    • Your examiners will be assessing your projects, but they may be unfamiliar with the area, and may not know what is considered new and novel and what is considered dry and done. You need to differentiate and distinguish your work from others. After reading the abstract, introduction and conclusion of your thesis, the examiner should know at a high-level what the 3 to 5 contributions you’ve made.
  3. Notes about the presentation session. From what I understand it used to be an actual presentation of work. With the poster session, certain things have changed and are still changing, but these are some observations I have noted during this last HYP review:
    • You have to check out Dr. Terence Sim’s observations on giving a technical presentation. If you have time, watch the webcast also (only for people in NUS)
    • Go to a HYP/UROP poster presentation session, especially when other students are defending their thesis. Note what makes a good demo or poster session. Note how questions can be diplomatically answered and how they can be concise. An answer to a question does not necessarily have to be very long. If you’re not sure you understand the question, instead of asking to repeat the question, you can try to paraphase it back to the examiner to see wehther you’ve understood it correctly.
    • Accurately gauge the level of expertise an examiner has in your project. If your evaluator hasn’t read the thesis before seeing you, then you have a chance to give that 15-minute spiel that you have prepared. However, if she’s read the thesis in detail or asks you one or two questions early on that demonstrates she understands it well, you may want to move quicker or jump directly to answering questions.
    • There are some nice ways to structure your poster for presentation. You can look at past pictures of HYPs or UROPs to see how they’ve structured their posters. There are also some excellent guidelines for creating posters from the web.
    • (updated Mar ’07) A demo is sometimes a double-edge sword. It may be nice to show results visually or demonstrate that you have a working solution but it also significantly detracts from time that your examiners can be asking you more pointed questions about your projects. If you do demo, make sure that it is not gratuitous. Conversely, don’t worry if you don’t have a demo; in most cases, a demo is not a suitable presentation method.

How I decide which students to take for projects

Certain projects that I offer often have multiple students coming to inquire about them. How do I (and possibly others) decide which to choose? Here are some criteria:

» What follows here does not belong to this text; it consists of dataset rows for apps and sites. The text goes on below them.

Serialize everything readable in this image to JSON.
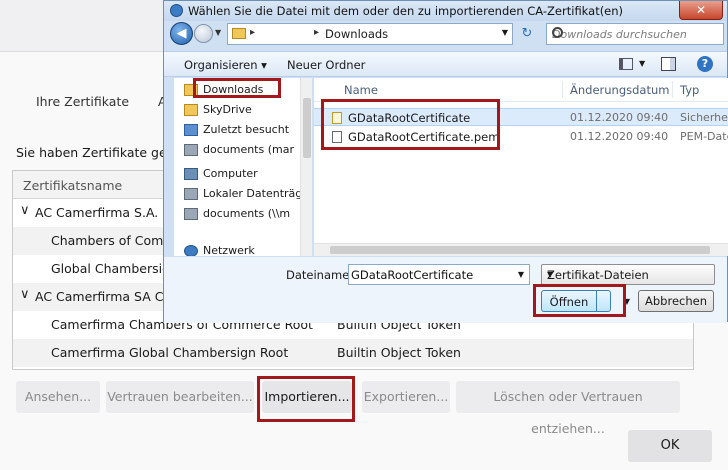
{
  "background": {
    "tabs": [
      "Ihre Zertifikate",
      "A"
    ],
    "description": "Sie haben Zertifikate gesp",
    "table": {
      "header": "Zertifikatsname",
      "rows": [
        {
          "name": "AC Camerfirma S.A.",
          "group": true,
          "token": ""
        },
        {
          "name": "Chambers of Comm",
          "group": false,
          "token": ""
        },
        {
          "name": "Global Chambersig",
          "group": false,
          "token": ""
        },
        {
          "name": "AC Camerfirma SA CIF",
          "group": true,
          "token": ""
        },
        {
          "name": "Camerfirma Chambers of Commerce Root",
          "group": false,
          "token": "Builtin Object Token"
        },
        {
          "name": "Camerfirma Global Chambersign Root",
          "group": false,
          "token": "Builtin Object Token"
        }
      ]
    },
    "buttons": {
      "view": "Ansehen...",
      "edit_trust": "Vertrauen bearbeiten...",
      "import": "Importieren...",
      "export": "Exportieren...",
      "delete": "Löschen oder Vertrauen entziehen...",
      "ok": "OK"
    },
    "chevron": "∨"
  },
  "dialog": {
    "title": "Wählen Sie die Datei mit dem oder den zu importierenden CA-Zertifikat(en)",
    "close": "✕",
    "address": {
      "path": "Downloads",
      "separator": "▸"
    },
    "search_placeholder": "Downloads durchsuchen",
    "toolbar": {
      "organize": "Organisieren ▾",
      "new_folder": "Neuer Ordner"
    },
    "nav": [
      {
        "label": "Downloads",
        "icon": "downloads-folder-icon",
        "color": "#f2c75a"
      },
      {
        "label": "SkyDrive",
        "icon": "folder-icon",
        "color": "#f2c75a"
      },
      {
        "label": "Zuletzt besucht",
        "icon": "recent-icon",
        "color": "#5b8fd1"
      },
      {
        "label": "documents (mar",
        "icon": "network-drive-icon",
        "color": "#9aa7b5"
      },
      {
        "label": "",
        "icon": "",
        "color": ""
      },
      {
        "label": "Computer",
        "icon": "computer-icon",
        "color": "#6c8fb8"
      },
      {
        "label": "Lokaler Datenträg",
        "icon": "drive-icon",
        "color": "#9aa7b5"
      },
      {
        "label": "documents (\\\\m",
        "icon": "network-drive-icon",
        "color": "#9aa7b5"
      },
      {
        "label": "",
        "icon": "",
        "color": ""
      },
      {
        "label": "Netzwerk",
        "icon": "network-icon",
        "color": "#3f7bc1"
      }
    ],
    "columns": {
      "name": "Name",
      "date": "Änderungsdatum",
      "type": "Typ"
    },
    "files": [
      {
        "name": "GDataRootCertificate",
        "date": "01.12.2020 09:40",
        "type": "Sicherheit"
      },
      {
        "name": "GDataRootCertificate.pem",
        "date": "01.12.2020 09:40",
        "type": "PEM-Date"
      }
    ],
    "filename_label": "Dateiname:",
    "filename_value": "GDataRootCertificate",
    "filetype": "Zertifikat-Dateien",
    "open": "Öffnen",
    "cancel": "Abbrechen"
  },
  "colors": {
    "highlight": "#a1191c",
    "selection": "#dcebfc"
  }
}
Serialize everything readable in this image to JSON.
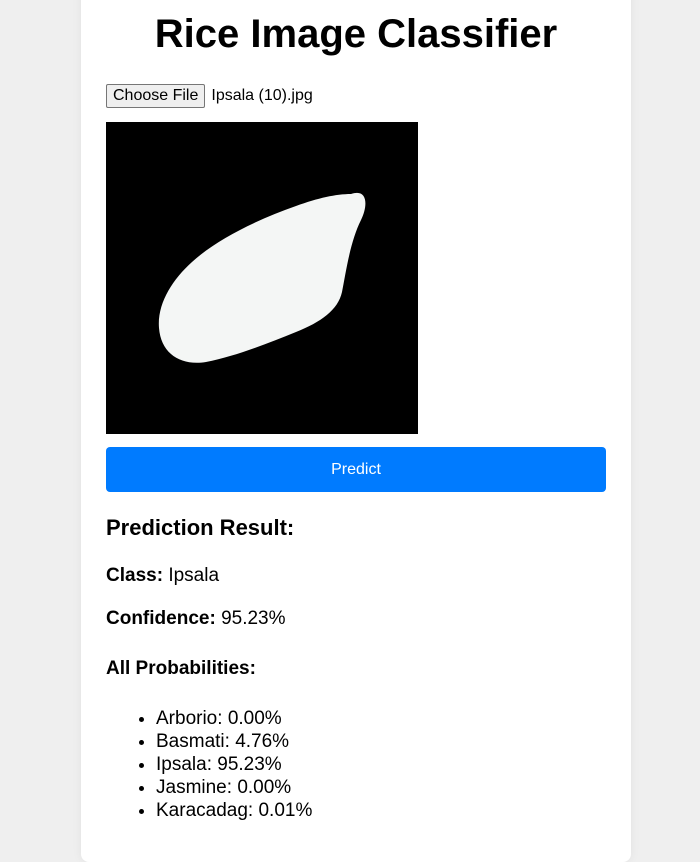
{
  "app": {
    "title": "Rice Image Classifier"
  },
  "upload": {
    "button_label": "Choose File",
    "file_name": "Ipsala (10).jpg"
  },
  "actions": {
    "predict_label": "Predict"
  },
  "result": {
    "heading": "Prediction Result:",
    "class_label": "Class:",
    "class_value": "Ipsala",
    "confidence_label": "Confidence:",
    "confidence_value": "95.23%",
    "probabilities_heading": "All Probabilities:",
    "probabilities": [
      {
        "name": "Arborio",
        "value": "0.00%"
      },
      {
        "name": "Basmati",
        "value": "4.76%"
      },
      {
        "name": "Ipsala",
        "value": "95.23%"
      },
      {
        "name": "Jasmine",
        "value": "0.00%"
      },
      {
        "name": "Karacadag",
        "value": "0.01%"
      }
    ]
  },
  "colors": {
    "accent": "#007bff",
    "page_background": "#efefef",
    "card_background": "#ffffff"
  }
}
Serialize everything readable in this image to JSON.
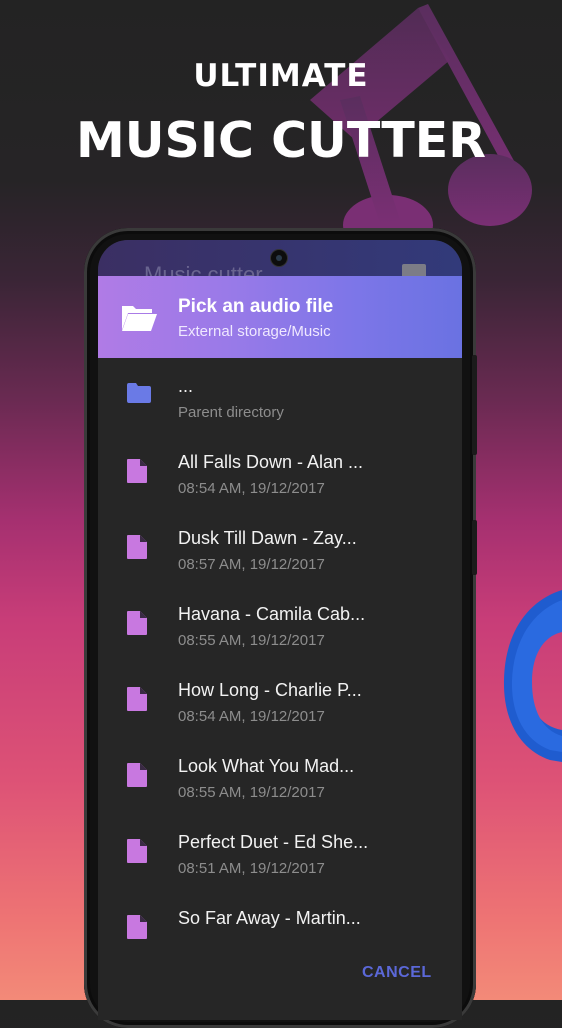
{
  "promo": {
    "headline_line1": "ULTIMATE",
    "headline_line2": "MUSIC CUTTER"
  },
  "app": {
    "title": "Music cutter"
  },
  "dialog": {
    "title": "Pick an audio file",
    "path": "External storage/Music",
    "cancel_label": "CANCEL",
    "items": [
      {
        "type": "folder",
        "name": "...",
        "detail": "Parent directory"
      },
      {
        "type": "file",
        "name": "All Falls Down - Alan ...",
        "detail": "08:54 AM, 19/12/2017"
      },
      {
        "type": "file",
        "name": "Dusk Till Dawn - Zay...",
        "detail": "08:57 AM, 19/12/2017"
      },
      {
        "type": "file",
        "name": "Havana - Camila Cab...",
        "detail": "08:55 AM, 19/12/2017"
      },
      {
        "type": "file",
        "name": "How Long - Charlie P...",
        "detail": "08:54 AM, 19/12/2017"
      },
      {
        "type": "file",
        "name": "Look What You Mad...",
        "detail": "08:55 AM, 19/12/2017"
      },
      {
        "type": "file",
        "name": "Perfect Duet - Ed She...",
        "detail": "08:51 AM, 19/12/2017"
      },
      {
        "type": "file",
        "name": "So Far Away - Martin...",
        "detail": ""
      }
    ]
  },
  "colors": {
    "file_icon": "#c878e0",
    "folder_icon": "#6a7ae6",
    "accent": "#5b68d8"
  }
}
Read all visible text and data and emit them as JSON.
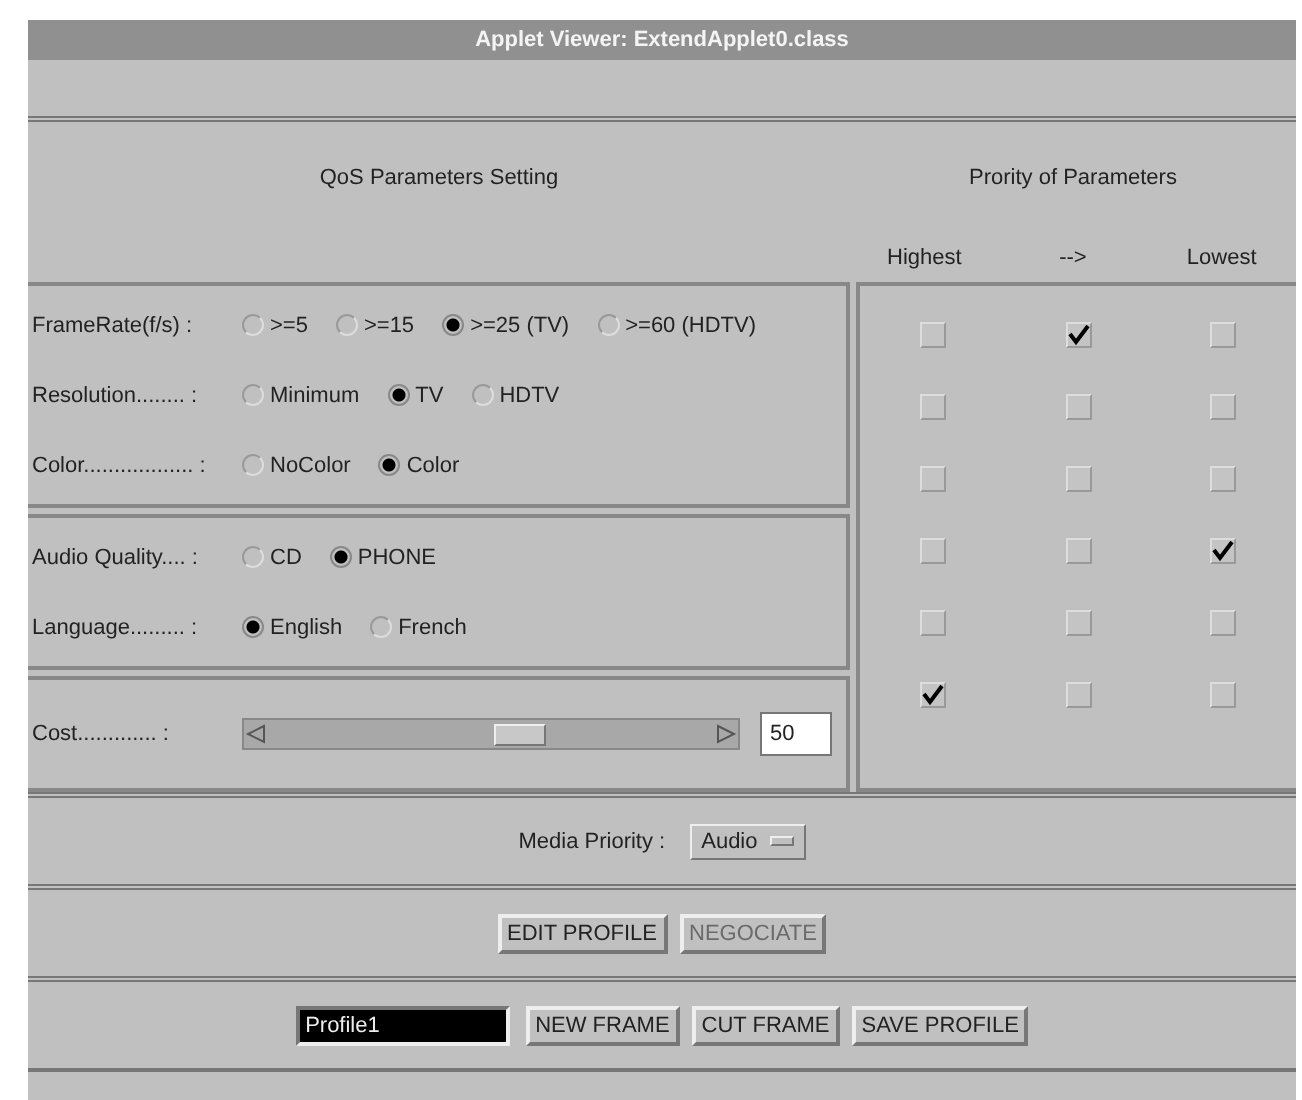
{
  "window": {
    "title": "Applet Viewer: ExtendApplet0.class"
  },
  "qos": {
    "title": "QoS Parameters Setting",
    "groups": [
      {
        "rows": [
          {
            "label": "FrameRate(f/s) :",
            "options": [
              {
                "label": ">=5",
                "selected": false
              },
              {
                "label": ">=15",
                "selected": false
              },
              {
                "label": ">=25 (TV)",
                "selected": true
              },
              {
                "label": ">=60 (HDTV)",
                "selected": false
              }
            ]
          },
          {
            "label": "Resolution........ :",
            "options": [
              {
                "label": "Minimum",
                "selected": false
              },
              {
                "label": "TV",
                "selected": true
              },
              {
                "label": "HDTV",
                "selected": false
              }
            ]
          },
          {
            "label": "Color.................. :",
            "options": [
              {
                "label": "NoColor",
                "selected": false
              },
              {
                "label": "Color",
                "selected": true
              }
            ]
          }
        ]
      },
      {
        "rows": [
          {
            "label": "Audio Quality.... :",
            "options": [
              {
                "label": "CD",
                "selected": false
              },
              {
                "label": "PHONE",
                "selected": true
              }
            ]
          },
          {
            "label": "Language......... :",
            "options": [
              {
                "label": "English",
                "selected": true
              },
              {
                "label": "French",
                "selected": false
              }
            ]
          }
        ]
      }
    ],
    "cost": {
      "label": "Cost............. :",
      "level": 0.56,
      "value": "50"
    }
  },
  "priority": {
    "title": "Prority of Parameters",
    "columns": [
      "Highest",
      "-->",
      "Lowest"
    ],
    "rows": [
      {
        "checks": [
          {
            "checked": false
          },
          {
            "checked": true
          },
          {
            "checked": false
          }
        ]
      },
      {
        "checks": [
          {
            "checked": false
          },
          {
            "checked": false
          },
          {
            "checked": false
          }
        ]
      },
      {
        "checks": [
          {
            "checked": false
          },
          {
            "checked": false
          },
          {
            "checked": false
          }
        ]
      },
      {
        "checks": [
          {
            "checked": false
          },
          {
            "checked": false
          },
          {
            "checked": true
          }
        ]
      },
      {
        "checks": [
          {
            "checked": false
          },
          {
            "checked": false
          },
          {
            "checked": false
          }
        ]
      },
      {
        "checks": [
          {
            "checked": true
          },
          {
            "checked": false
          },
          {
            "checked": false
          }
        ]
      }
    ]
  },
  "media_priority": {
    "label": "Media Priority :",
    "value": "Audio"
  },
  "profile_buttons": [
    {
      "label": "EDIT PROFILE",
      "disabled": false
    },
    {
      "label": "NEGOCIATE",
      "disabled": true
    }
  ],
  "profile": {
    "name": "Profile1",
    "highlighted": true,
    "buttons": [
      "NEW FRAME",
      "CUT FRAME",
      "SAVE PROFILE"
    ]
  }
}
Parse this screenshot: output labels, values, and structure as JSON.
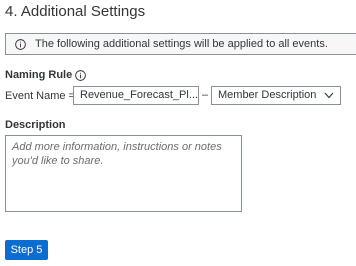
{
  "section": {
    "title": "4. Additional Settings"
  },
  "info_banner": {
    "icon": "info-icon",
    "text": "The following additional settings will be applied to all events."
  },
  "naming_rule": {
    "label": "Naming Rule",
    "icon": "info-icon",
    "event_name_label": "Event Name =",
    "event_name_value": "Revenue_Forecast_Pl...",
    "separator": "–",
    "suffix_select": "Member Description"
  },
  "description": {
    "label": "Description",
    "placeholder": "Add more information, instructions or notes you'd like to share."
  },
  "step_button": {
    "label": "Step 5"
  }
}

  1. Your availability: This is a primary concern for me. Are you going to be around during the summer? Are you planning to go overseas for a semester? How much coursework do you have left to do in the final year? The more time you have available to HYP, the higher the likelihood you can do something substantial. Certain project require a substantial time commitment in terms of learning the necessary prerequisites.
  2. Previous research work: If you are part of the USP or special programme, or have done a UROP, you’ll be more experienced with how to do research. Coming up with a suitably structured problem and hypotheses is difficult, writing a thesis for the first time is difficult; so the more experience you have here the easier it will be for you.
  3. Requisite knowledge: For certain projects, you will be required to know some prerequisite knowledge. Practically all my projects require familiarity with CS 3243 Foundations of Artificial Intelligence.
  4. Initiative and personality: This I can only determine in the interviews. It’s a two way street: you’ll want to interview with various potential supervisors to see whom you feel most comfortable with.
  5. CAP: This doesn’t tell me about your research ability but it helps me ascertain how much time you need to spend on coursework. The higher, the less time I will have to worry about your coursework, and thus the more availability you’ll have for project work (see point #1).